Do you remember the first time you met him? You shook his hand and said, “if you make her happy, I’m happy.” Thank you for that.

The mind works so quickly. In a split second I thought, “why would you say something like that to me?” and then “but he’s not dead right?” and then I collapsed on the wood floor.


I want to ask you about the day you told your mom that your little sister took too many pills and drank too much vodka. I remember it so clearly. When you found out, you and I got in the truck and drove to grandma’s. We took the elevator up four floors. We didn’t talk. I was scared of you sometimes. My grandmother opened the door and saw your face. I saw her buckle and sway. That is what I must have looked like to Mike.

You said, “She’s dead Ma.” You always called her Ma. And then you grabbed her for a hug. It was a tight, big hug that felt like you were being swallowed.

After you let her go, she composed herself.
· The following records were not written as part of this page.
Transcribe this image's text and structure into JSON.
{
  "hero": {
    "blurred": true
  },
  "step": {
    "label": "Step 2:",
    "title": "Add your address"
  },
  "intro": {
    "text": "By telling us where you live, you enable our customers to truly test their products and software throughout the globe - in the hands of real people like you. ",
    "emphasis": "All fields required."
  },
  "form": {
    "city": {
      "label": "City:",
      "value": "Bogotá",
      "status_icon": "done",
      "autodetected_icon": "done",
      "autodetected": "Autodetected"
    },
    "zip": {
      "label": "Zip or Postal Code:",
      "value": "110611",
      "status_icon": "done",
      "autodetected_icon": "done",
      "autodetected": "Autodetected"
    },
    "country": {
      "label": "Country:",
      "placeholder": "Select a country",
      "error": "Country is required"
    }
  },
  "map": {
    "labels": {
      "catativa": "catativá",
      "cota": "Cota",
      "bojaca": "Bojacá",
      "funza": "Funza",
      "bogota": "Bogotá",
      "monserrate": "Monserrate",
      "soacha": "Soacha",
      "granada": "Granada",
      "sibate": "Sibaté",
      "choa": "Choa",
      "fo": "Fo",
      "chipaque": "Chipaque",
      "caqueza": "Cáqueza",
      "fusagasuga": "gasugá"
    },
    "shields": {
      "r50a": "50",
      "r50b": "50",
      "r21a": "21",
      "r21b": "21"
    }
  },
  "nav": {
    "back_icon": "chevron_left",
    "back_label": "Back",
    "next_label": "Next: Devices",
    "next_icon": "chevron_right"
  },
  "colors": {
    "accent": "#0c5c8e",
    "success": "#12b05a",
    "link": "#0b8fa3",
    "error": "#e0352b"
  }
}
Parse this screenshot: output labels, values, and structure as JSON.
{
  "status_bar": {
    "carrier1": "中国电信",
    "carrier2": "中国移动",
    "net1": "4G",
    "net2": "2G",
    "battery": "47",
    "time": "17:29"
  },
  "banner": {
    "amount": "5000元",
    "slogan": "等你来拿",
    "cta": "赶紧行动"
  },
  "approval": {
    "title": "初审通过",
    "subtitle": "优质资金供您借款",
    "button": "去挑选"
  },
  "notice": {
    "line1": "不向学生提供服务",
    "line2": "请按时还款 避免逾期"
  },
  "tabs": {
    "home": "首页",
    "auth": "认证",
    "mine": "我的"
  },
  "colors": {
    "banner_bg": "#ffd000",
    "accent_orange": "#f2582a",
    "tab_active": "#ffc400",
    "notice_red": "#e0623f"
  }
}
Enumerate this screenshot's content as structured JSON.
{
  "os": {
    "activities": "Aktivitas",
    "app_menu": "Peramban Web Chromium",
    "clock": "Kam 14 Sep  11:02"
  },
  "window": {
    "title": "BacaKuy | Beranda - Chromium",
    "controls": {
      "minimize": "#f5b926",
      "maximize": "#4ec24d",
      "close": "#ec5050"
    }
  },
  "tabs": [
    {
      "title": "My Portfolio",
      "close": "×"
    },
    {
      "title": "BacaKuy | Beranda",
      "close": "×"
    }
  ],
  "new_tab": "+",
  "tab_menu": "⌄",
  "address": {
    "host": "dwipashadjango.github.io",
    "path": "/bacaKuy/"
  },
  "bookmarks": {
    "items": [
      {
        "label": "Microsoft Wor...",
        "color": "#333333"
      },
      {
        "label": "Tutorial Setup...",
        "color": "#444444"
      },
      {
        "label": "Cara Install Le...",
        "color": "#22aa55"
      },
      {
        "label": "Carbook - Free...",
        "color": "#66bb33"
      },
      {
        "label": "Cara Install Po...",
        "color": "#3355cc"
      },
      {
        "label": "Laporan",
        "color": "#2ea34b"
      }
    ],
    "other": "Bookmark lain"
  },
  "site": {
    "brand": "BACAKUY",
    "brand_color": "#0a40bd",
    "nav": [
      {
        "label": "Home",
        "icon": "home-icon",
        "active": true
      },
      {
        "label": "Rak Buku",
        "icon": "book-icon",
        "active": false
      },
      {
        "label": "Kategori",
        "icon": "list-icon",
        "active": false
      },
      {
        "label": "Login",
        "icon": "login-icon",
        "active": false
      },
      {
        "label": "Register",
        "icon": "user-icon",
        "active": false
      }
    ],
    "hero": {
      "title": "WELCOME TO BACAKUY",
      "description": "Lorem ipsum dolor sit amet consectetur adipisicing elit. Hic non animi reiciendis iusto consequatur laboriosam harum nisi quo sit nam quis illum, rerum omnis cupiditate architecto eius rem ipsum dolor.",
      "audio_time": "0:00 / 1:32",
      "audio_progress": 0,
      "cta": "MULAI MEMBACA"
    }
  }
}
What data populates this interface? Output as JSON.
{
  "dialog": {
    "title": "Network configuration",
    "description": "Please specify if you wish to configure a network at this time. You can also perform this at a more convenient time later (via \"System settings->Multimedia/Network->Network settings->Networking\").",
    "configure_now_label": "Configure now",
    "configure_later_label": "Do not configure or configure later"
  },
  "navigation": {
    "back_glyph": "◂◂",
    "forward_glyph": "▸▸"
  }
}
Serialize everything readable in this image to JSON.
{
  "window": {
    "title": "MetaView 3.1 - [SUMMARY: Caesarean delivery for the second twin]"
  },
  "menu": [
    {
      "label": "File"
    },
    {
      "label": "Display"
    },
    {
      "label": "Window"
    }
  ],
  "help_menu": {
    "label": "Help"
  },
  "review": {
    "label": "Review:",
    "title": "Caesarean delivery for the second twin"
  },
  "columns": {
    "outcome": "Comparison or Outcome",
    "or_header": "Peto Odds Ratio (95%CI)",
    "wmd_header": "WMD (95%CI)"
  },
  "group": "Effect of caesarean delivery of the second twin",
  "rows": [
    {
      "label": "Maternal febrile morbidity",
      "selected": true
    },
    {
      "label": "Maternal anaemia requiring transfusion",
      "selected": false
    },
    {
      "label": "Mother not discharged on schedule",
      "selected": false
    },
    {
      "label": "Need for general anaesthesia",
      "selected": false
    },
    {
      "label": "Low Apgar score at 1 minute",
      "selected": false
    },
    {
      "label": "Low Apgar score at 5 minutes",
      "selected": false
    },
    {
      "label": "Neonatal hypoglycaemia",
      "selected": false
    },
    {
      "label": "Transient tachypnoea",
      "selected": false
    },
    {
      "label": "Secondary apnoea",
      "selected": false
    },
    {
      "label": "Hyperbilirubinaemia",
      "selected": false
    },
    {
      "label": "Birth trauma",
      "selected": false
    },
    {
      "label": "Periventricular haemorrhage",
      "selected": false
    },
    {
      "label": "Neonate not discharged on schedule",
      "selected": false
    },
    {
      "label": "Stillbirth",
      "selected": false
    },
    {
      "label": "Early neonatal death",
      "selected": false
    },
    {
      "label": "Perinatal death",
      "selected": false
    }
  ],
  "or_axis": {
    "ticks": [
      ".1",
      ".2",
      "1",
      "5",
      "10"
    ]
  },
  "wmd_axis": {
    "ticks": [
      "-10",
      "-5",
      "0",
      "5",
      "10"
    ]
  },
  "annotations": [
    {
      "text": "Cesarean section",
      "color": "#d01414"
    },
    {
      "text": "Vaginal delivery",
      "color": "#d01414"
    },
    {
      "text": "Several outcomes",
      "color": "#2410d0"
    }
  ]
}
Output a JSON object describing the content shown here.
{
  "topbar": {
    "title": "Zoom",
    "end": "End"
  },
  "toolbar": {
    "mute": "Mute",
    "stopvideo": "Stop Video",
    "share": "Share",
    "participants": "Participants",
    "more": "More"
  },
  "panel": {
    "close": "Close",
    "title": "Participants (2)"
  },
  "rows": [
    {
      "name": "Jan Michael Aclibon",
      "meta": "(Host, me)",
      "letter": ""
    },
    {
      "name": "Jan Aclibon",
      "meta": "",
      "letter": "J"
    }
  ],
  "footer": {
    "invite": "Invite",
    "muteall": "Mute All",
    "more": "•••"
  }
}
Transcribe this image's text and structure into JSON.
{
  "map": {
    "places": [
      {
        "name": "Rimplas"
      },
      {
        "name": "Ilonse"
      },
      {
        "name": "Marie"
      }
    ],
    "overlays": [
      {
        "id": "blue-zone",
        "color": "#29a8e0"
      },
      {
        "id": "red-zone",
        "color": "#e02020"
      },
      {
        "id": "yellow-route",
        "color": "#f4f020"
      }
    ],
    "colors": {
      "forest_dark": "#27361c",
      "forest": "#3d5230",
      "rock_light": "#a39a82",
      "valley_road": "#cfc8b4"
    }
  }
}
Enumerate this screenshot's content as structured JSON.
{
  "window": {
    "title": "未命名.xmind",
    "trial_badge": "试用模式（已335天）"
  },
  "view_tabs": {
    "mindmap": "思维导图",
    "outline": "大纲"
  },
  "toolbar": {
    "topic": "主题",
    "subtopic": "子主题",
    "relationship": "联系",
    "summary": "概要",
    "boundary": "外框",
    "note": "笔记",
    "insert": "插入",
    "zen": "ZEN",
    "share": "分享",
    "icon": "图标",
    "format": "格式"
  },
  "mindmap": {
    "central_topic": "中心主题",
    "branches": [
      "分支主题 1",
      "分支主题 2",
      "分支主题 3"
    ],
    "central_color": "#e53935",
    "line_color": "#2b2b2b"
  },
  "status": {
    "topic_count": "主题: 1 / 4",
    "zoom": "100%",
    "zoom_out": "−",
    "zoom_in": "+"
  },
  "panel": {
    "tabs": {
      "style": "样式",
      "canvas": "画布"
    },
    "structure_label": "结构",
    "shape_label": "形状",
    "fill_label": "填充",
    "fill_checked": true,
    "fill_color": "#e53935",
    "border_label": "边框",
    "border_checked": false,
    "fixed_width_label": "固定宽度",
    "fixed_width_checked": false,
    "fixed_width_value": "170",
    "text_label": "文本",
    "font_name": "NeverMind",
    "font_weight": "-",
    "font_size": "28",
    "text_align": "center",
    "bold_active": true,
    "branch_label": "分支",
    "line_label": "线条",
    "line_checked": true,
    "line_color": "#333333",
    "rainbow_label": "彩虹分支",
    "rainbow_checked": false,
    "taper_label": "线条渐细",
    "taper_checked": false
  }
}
She wasn’t crying but you were. She asked you how. You told her. She said, “Well, I guess that was a waste of money on rehab.”

I can feel the stillness in the room.

Now this memory is only mine.


When is it appropriate to tell these things about a family? I don’t think you’d mind. In fact, I know you wouldn’t. There’s a lot more to tell.


I am glad now that it was this house that held me up when I fell, that I was in the house you loved. We sat in the kitchen all day. I don’t remember what we talked about but it seemed right that we were all sitting around the old kitchen table that hasn't moved in decades. I know now that a place can make pain and grief easier to bear. Every time I consider tearing it down and building something new, I am stopped because of what it holds for me.

When I fall asleep in the bedroom that I’ve always known, I dream that you are not dead. In these dreams we are talking and I am flooded with relief. You dying, I think, that was just a big mistake. Thank god.

When will those stop, do you think?


Do you remember when you were in rehab in Colorado and I came to visit? We broke the rules and you came out to my car to see Lena. You weren't supposed to leave the campus. I was nervous we would get caught. You were always breaking rules. She whined she was so happy to see you.

I was having a hard time, the hardest time I could remember, and for a moment you weren't thinking about your own pain.

You held on to my hand while I talked. You gave me a huge hug, my ribs hurt, and you didn’t let go.